<form action="/comment/reply/257672" accept-charset="UTF-8" method="post" id="comment-form"> <div><div class="form-item" id="edit-name-wrapper"> <label for="edit-name">Your name: <span class="form-required" title="This field is required.">*</span></label> <input type="text" maxlength="60" name="name" id="edit-name" size="30" value="Reader" class="form-text required" /> </div> <div class="form-item" id="edit-mail-wrapper"> <label for="edit-mail">E-Mail Address: <span class="form-required" title="This field is required.">*</span></label> <input type="text" maxlength="64" name="mail" id="edit-mail" size="30" value="" class="form-text required" /> <div class="description">The content of this field is kept private and will not be shown publicly.</div> </div> <div class="form-item" id="edit-comment-wrapper"> <label for="edit-comment">Comment: <span class="form-required" title="This field is required.">*</span></label> <textarea cols="60" rows="15" name="comment" id="edit-comment" class="form-textarea resizable required"></textarea> </div> <fieldset class=" collapsible collapsed"><legend>Input format</legend><div class="form-item" id="edit-format-1-wrapper"> <label class="option" for="edit-format-1"><input type="radio" id="edit-format-1" name="format" value="1" class="form-radio" /> Filtered HTML</label> <div class="description"><ul class="tips"><li>Web page addresses and e-mail addresses turn into links automatically.</li><li>Allowed HTML tags: &lt;a&gt; &lt;em&gt; &lt;strong&gt; &lt;cite&gt; &lt;code&gt; &lt;ul&gt; &lt;ol&gt; &lt;li&gt; &lt;dl&gt; &lt;dt&gt; &lt;dd&gt;</li><li>Lines and paragraphs break automatically.</li></ul></div> </div> <div class="form-item" id="edit-format-2-wrapper"> <label class="option" for="edit-format-2"><input type="radio" id="edit-format-2" name="format" value="2" checked="checked" class="form-radio" /> Full HTML</label> <div class="description"><ul class="tips"><li>Web page addresses and e-mail addresses turn into links automatically.</li><li>Lines and paragraphs break automatically.</li></ul></div> </div> </fieldset> <input type="hidden" name="form_build_id" id="form-df84a6a6e2e60133702c06e089e8d69b" value="form-df84a6a6e2e60133702c06e089e8d69b" /> <input type="hidden" name="form_id" id="edit-comment-form" value="comment_form" /> <fieldset class="captcha"><legend>CAPTCHA</legend><div class="description">This question is for testing whether you are a human visitor and to prevent automated spam submissions.</div><input type="hidden" name="captcha_sid" id="edit-captcha-sid" value="64895310" /> <input type="hidden" name="captcha_response" id="edit-captcha-response" value="NLPCaptcha" /> <div class="form-item"> <div id="nlpcaptcha_ajax_api_container"><script type="text/javascript"> var NLPOptions = {key:'c4823cf77a2526b0fba265e2af75c1b5'};</script><script type="text/javascript" src="http://call.nlpcaptcha.in/js/captcha.js" ></script></div> </div> </fieldset> <span class="btn-left"><span class="btn-right"><input type="submit" name="op" id="edit-submit" value="Save" class="form-submit" /></span></span> </div></form>

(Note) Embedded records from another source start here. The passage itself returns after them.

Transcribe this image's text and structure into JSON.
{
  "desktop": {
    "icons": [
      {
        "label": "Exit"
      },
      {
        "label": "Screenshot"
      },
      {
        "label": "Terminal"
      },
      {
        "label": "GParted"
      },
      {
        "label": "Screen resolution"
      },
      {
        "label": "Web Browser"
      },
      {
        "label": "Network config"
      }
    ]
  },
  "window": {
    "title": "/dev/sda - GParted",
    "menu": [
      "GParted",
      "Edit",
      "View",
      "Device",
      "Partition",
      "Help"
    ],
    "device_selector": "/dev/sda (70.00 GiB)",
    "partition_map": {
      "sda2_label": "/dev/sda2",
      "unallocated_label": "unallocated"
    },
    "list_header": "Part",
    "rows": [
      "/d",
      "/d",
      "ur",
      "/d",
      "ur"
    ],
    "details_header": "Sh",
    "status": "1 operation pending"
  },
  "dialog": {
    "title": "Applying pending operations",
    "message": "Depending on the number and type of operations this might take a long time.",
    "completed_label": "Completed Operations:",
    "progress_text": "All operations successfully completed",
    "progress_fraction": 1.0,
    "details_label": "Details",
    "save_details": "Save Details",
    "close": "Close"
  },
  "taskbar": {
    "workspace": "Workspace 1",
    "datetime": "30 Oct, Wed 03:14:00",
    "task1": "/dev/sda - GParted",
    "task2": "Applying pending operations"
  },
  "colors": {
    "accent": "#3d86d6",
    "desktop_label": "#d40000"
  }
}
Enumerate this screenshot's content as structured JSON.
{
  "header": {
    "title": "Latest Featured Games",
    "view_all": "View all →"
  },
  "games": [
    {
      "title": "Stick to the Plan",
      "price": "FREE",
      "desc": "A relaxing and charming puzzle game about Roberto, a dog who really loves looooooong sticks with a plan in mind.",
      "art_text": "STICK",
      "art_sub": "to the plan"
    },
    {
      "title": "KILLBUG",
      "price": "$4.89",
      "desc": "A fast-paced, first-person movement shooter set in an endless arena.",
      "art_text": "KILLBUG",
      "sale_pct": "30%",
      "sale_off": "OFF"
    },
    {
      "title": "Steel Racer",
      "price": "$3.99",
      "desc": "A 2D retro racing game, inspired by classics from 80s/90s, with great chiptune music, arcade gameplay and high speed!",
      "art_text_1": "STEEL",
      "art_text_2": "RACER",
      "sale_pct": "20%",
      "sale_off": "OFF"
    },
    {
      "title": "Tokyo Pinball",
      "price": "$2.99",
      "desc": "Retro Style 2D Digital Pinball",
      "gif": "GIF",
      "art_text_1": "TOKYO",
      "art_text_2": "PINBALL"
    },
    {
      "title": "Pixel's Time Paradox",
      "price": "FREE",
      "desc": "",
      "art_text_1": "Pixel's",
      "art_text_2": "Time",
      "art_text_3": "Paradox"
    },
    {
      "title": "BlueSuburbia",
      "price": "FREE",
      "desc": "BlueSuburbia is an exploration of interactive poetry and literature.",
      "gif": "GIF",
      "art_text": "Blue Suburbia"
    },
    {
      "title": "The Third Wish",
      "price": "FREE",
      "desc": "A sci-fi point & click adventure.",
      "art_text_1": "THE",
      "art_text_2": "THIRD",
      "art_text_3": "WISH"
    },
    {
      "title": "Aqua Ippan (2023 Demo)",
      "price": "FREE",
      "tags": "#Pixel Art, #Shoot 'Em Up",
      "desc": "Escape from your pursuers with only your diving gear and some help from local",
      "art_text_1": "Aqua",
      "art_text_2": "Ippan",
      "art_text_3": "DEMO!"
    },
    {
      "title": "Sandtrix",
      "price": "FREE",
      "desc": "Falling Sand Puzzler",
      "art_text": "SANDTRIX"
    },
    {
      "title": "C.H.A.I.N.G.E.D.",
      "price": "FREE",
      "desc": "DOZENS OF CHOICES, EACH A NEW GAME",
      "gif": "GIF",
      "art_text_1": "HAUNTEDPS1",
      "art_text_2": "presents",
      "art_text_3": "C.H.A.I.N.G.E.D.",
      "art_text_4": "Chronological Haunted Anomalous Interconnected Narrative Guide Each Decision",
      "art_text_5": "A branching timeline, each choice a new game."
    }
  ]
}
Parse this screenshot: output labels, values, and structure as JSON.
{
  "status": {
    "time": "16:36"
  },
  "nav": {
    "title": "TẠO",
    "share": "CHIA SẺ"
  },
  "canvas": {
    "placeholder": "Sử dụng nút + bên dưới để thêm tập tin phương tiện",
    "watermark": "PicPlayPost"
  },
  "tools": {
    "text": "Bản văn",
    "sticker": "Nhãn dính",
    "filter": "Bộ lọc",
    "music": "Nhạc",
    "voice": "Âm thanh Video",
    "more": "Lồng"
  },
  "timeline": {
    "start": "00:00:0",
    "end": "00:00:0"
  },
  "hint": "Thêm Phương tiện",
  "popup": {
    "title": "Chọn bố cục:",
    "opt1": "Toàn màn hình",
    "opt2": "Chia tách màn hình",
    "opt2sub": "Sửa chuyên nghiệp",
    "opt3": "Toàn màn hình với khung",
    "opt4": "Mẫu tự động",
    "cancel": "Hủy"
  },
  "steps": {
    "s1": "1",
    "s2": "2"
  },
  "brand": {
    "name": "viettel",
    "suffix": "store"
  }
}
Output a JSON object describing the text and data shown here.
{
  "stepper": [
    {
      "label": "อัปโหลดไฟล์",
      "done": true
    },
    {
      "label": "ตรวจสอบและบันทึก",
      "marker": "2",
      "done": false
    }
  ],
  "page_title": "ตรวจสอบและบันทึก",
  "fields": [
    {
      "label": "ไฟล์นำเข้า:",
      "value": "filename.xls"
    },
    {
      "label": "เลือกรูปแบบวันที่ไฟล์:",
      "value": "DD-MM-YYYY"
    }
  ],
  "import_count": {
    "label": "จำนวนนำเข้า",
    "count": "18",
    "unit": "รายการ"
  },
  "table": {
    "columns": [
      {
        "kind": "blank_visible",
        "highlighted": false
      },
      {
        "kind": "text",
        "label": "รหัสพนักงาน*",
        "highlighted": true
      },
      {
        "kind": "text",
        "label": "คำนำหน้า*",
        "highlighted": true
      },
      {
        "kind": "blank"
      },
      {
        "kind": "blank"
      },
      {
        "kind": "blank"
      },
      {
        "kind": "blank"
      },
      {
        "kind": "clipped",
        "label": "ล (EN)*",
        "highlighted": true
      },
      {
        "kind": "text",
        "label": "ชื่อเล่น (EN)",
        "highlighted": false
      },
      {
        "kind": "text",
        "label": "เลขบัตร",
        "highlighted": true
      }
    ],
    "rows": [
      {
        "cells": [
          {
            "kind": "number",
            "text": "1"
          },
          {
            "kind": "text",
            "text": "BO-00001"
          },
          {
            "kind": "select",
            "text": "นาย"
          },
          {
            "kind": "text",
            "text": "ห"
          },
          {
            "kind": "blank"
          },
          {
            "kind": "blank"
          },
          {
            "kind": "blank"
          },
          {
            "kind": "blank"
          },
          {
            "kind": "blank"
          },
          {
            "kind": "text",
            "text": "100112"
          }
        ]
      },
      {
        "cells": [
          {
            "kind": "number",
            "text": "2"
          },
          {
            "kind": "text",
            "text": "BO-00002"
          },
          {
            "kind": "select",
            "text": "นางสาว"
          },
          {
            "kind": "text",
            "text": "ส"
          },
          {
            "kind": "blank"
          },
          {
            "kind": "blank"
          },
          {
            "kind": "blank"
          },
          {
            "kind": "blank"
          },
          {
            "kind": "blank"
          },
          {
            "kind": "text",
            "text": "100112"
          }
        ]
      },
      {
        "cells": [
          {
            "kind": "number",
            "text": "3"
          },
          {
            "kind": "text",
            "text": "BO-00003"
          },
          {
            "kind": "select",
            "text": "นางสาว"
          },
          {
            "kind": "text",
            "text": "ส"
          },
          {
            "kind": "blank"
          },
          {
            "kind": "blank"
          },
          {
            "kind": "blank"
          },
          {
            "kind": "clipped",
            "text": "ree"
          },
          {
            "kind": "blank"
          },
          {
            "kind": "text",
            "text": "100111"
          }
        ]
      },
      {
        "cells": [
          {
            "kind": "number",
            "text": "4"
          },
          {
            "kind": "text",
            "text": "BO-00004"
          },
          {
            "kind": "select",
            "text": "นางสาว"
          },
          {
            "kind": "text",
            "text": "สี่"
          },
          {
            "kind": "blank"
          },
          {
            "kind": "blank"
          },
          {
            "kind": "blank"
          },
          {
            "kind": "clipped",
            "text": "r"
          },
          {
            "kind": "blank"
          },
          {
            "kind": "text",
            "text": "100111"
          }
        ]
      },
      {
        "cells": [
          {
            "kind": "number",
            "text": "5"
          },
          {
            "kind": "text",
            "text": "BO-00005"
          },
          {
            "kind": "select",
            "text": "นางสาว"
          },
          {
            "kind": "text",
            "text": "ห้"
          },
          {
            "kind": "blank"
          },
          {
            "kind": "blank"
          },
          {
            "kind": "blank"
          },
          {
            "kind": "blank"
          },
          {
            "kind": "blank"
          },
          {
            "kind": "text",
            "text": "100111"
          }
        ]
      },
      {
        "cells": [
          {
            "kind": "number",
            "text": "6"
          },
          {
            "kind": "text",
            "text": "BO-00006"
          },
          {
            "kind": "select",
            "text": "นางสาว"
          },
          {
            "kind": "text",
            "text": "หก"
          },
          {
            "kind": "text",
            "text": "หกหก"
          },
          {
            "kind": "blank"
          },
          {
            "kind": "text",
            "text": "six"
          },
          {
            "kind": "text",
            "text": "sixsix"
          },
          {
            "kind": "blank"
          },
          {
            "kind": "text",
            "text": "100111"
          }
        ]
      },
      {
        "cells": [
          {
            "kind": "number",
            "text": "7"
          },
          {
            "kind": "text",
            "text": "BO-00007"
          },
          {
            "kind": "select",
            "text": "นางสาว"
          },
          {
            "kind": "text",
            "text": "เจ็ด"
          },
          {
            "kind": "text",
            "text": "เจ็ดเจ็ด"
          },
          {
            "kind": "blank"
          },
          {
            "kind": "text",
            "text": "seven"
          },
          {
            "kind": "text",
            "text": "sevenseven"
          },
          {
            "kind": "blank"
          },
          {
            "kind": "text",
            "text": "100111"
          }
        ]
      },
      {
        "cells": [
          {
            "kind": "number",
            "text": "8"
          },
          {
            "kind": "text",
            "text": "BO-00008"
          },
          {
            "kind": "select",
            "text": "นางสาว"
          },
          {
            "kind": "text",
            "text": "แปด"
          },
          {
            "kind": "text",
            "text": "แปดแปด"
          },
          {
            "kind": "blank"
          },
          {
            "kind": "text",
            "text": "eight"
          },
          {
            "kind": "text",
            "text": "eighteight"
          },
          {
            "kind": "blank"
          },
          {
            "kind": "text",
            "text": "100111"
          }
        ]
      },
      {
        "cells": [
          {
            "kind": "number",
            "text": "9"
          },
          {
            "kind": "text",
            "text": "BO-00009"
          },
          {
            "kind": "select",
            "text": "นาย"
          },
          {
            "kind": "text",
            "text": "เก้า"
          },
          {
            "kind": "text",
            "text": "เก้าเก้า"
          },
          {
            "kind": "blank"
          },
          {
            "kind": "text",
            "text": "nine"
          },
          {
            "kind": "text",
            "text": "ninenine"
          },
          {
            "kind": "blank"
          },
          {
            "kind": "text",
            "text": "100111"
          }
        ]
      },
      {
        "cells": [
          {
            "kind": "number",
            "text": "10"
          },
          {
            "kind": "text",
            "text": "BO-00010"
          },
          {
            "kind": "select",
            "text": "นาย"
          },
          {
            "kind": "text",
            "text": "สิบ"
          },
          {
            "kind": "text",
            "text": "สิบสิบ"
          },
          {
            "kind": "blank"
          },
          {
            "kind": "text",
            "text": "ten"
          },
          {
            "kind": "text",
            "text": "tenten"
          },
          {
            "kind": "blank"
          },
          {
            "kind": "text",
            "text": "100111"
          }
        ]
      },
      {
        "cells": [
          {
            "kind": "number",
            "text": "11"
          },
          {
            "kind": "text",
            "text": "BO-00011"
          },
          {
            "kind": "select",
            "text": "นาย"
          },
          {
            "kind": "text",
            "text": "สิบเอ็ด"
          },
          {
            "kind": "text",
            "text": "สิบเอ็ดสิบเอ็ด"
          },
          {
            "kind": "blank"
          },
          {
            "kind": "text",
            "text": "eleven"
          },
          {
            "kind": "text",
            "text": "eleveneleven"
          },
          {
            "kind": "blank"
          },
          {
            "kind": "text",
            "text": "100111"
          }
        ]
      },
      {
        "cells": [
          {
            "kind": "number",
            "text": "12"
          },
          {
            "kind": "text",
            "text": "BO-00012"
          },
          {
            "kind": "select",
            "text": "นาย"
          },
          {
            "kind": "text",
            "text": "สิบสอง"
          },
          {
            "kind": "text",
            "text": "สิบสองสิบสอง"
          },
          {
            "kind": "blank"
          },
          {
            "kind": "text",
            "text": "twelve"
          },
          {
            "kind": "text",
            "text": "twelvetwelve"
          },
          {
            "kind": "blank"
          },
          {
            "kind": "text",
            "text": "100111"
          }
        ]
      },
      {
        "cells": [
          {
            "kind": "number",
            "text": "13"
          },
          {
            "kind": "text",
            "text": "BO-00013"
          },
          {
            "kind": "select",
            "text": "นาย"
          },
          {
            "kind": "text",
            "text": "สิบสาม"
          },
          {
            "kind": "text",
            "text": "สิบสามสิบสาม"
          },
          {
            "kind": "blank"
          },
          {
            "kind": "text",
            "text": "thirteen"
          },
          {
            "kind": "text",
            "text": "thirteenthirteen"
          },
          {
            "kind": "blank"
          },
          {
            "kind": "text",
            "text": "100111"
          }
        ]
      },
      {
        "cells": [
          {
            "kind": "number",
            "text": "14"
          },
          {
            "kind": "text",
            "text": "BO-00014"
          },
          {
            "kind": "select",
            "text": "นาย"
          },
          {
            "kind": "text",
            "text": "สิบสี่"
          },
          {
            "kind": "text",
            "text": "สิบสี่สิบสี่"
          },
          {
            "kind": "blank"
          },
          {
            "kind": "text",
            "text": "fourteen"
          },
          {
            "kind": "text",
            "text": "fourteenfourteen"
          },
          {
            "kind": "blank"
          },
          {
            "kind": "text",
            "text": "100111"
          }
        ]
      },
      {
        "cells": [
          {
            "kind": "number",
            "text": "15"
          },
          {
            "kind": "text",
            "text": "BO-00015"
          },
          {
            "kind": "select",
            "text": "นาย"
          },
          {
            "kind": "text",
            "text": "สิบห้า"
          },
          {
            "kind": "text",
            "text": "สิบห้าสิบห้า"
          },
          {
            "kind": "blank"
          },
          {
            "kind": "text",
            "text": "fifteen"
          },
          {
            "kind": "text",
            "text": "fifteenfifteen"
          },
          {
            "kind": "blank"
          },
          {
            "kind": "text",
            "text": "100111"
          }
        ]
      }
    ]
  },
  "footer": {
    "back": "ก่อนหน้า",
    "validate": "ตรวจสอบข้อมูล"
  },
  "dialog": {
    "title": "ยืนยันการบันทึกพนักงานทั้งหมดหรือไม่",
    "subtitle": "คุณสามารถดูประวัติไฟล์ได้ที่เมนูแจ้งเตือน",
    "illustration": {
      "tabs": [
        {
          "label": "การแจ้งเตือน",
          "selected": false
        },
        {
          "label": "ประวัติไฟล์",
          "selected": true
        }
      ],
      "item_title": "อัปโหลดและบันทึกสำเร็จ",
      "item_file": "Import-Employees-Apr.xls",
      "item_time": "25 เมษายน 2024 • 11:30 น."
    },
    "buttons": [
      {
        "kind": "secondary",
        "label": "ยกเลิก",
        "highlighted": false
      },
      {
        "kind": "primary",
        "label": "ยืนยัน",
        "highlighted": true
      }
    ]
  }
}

No Articles Found

No Articles Found

No Articles Found

I want to begin with a little story that was told to me by a leading executive at Aptech. He was exercising in a gym with a lot of younger people.

Shekhar Kapur’s Bandit Queen didn’t make the cut. Neither did Shaji Karun’s Piravi, which bagged 31 international awards.